* **Source data**:
----------------
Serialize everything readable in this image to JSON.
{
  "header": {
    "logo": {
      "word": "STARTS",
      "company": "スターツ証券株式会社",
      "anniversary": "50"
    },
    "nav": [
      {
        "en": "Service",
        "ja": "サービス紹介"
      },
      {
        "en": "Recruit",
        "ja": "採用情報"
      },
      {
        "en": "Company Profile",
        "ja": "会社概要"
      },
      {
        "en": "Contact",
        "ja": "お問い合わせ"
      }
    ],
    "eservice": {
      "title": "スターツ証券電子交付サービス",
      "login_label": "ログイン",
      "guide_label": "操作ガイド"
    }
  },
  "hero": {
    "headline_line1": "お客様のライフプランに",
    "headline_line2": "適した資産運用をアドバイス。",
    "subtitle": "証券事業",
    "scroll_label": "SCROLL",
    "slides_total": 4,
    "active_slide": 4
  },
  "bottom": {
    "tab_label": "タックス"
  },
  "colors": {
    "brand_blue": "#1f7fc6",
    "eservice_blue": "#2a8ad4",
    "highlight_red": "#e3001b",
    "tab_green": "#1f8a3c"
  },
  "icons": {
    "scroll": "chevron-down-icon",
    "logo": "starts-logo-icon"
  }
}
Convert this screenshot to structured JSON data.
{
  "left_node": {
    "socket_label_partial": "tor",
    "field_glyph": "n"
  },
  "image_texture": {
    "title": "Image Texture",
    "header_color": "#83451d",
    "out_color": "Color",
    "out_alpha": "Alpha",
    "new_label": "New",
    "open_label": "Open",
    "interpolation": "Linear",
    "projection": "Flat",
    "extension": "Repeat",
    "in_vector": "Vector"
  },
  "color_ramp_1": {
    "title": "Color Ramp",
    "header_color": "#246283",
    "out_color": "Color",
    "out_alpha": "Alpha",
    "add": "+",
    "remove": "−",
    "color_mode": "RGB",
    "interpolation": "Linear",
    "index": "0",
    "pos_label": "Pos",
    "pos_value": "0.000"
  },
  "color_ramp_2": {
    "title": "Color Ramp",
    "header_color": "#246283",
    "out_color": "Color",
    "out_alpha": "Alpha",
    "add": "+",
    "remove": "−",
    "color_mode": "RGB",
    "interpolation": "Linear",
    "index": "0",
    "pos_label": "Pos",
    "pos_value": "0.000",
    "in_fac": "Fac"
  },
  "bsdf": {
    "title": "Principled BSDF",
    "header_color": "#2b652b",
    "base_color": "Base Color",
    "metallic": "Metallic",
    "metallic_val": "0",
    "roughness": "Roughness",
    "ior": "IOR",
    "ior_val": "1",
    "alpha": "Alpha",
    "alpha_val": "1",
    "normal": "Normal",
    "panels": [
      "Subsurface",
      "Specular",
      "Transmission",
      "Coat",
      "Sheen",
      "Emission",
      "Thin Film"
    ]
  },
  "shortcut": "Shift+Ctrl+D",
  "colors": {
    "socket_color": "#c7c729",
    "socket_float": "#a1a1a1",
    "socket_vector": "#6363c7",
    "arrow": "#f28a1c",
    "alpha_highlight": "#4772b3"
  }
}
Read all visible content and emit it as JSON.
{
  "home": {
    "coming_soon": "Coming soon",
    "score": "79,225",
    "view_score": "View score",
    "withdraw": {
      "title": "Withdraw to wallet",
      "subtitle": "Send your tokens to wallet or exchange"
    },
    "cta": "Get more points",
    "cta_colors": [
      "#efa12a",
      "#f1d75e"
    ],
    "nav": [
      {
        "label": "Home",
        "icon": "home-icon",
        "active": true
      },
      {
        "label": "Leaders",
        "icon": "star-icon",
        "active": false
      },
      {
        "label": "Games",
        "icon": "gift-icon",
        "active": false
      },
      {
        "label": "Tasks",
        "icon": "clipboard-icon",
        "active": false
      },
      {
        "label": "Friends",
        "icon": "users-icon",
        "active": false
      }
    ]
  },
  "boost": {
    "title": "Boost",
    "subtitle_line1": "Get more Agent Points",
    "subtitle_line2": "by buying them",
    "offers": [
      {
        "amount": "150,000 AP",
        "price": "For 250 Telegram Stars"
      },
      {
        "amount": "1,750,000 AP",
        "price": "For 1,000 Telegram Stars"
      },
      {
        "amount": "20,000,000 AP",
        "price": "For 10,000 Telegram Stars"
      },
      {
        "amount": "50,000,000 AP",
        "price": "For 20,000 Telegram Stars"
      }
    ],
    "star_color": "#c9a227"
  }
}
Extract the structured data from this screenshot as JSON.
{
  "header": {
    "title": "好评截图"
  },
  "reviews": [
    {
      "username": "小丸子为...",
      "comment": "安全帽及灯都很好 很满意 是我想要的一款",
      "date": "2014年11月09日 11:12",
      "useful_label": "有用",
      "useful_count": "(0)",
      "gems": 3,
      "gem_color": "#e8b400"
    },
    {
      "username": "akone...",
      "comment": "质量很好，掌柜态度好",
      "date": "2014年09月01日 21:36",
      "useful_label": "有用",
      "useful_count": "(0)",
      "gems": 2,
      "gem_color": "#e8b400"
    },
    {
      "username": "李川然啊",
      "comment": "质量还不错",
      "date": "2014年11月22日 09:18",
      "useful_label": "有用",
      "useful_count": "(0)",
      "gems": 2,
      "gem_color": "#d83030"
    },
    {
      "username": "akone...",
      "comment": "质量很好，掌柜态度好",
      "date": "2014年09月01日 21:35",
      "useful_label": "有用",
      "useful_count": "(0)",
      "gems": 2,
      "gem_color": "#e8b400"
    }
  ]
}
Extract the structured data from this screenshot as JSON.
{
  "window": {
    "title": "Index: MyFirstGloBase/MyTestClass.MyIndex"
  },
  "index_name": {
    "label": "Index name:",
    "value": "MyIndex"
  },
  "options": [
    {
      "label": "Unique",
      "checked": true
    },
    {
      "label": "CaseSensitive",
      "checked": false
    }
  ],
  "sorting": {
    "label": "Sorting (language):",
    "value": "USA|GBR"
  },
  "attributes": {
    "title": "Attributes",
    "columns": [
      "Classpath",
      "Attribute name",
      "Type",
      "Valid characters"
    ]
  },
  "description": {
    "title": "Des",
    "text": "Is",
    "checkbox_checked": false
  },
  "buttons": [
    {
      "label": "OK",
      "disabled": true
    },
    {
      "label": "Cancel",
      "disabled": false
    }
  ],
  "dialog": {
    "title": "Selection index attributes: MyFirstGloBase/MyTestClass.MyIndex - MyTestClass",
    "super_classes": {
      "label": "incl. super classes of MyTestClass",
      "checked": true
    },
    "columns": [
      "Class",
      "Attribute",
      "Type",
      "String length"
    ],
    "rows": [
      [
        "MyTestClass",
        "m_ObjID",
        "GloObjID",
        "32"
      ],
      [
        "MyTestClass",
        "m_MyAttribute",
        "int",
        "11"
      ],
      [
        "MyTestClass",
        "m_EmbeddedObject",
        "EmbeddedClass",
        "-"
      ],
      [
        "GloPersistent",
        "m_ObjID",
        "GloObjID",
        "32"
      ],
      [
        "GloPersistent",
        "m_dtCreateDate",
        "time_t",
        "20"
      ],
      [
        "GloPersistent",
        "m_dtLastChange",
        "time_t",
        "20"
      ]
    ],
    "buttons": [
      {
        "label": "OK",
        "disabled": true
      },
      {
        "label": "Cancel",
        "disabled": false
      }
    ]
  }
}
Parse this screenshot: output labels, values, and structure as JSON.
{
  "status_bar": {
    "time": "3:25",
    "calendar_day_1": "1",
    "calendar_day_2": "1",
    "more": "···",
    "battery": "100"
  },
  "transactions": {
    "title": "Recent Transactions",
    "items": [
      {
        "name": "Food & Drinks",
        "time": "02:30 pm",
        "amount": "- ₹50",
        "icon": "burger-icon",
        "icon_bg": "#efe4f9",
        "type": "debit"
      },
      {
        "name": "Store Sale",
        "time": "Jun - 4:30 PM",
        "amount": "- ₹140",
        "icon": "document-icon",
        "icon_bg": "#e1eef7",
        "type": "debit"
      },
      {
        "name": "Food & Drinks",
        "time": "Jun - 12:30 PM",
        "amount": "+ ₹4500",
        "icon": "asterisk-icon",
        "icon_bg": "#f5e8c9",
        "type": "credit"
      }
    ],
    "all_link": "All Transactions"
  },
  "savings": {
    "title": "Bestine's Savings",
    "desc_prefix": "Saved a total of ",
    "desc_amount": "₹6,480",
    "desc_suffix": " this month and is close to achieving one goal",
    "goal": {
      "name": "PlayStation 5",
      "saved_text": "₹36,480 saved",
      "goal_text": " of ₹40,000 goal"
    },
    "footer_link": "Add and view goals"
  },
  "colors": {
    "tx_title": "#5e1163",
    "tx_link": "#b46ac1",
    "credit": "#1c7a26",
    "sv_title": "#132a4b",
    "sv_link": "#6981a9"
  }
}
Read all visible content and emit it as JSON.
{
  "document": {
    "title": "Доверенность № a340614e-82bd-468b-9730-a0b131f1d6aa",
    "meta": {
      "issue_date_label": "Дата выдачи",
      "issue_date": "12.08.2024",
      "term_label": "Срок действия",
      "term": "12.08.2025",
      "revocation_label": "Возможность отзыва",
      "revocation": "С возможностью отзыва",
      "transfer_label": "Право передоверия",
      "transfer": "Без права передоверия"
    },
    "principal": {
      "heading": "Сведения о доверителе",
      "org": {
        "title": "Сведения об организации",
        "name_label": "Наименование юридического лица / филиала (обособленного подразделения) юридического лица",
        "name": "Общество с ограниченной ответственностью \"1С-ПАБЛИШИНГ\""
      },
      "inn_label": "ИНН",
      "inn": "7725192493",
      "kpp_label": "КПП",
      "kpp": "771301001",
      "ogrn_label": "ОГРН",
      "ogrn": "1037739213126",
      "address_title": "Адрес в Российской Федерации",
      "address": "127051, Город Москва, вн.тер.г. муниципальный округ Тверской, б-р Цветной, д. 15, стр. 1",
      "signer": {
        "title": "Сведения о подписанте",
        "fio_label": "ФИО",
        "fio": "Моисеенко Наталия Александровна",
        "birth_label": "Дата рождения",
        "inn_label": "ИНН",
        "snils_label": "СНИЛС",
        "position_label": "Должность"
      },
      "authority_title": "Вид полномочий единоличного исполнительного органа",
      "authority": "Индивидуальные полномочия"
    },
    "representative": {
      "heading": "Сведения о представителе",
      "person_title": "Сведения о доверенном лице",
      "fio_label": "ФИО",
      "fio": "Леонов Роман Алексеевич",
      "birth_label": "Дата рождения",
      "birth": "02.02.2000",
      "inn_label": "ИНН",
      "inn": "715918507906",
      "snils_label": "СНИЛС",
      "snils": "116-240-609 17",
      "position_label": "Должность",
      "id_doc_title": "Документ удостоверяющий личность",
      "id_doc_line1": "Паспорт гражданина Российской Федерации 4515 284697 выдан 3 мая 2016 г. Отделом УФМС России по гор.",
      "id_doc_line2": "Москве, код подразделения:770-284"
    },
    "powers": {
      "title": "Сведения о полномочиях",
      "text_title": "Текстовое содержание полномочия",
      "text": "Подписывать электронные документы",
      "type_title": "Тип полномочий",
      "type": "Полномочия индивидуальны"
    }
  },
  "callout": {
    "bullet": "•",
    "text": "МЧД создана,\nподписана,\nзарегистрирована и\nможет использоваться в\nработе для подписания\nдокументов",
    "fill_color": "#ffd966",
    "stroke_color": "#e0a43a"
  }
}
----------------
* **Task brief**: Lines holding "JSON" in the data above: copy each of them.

* **Response box**:
Serialize everything readable in this image to JSON.
Convert this screenshot to structured JSON data.
Read all visible content and emit it as JSON.
Extract the structured data from this screenshot as JSON.
Extract the structured data from this screenshot as JSON.
Parse this screenshot: output labels, values, and structure as JSON.
Read all visible content and emit it as JSON.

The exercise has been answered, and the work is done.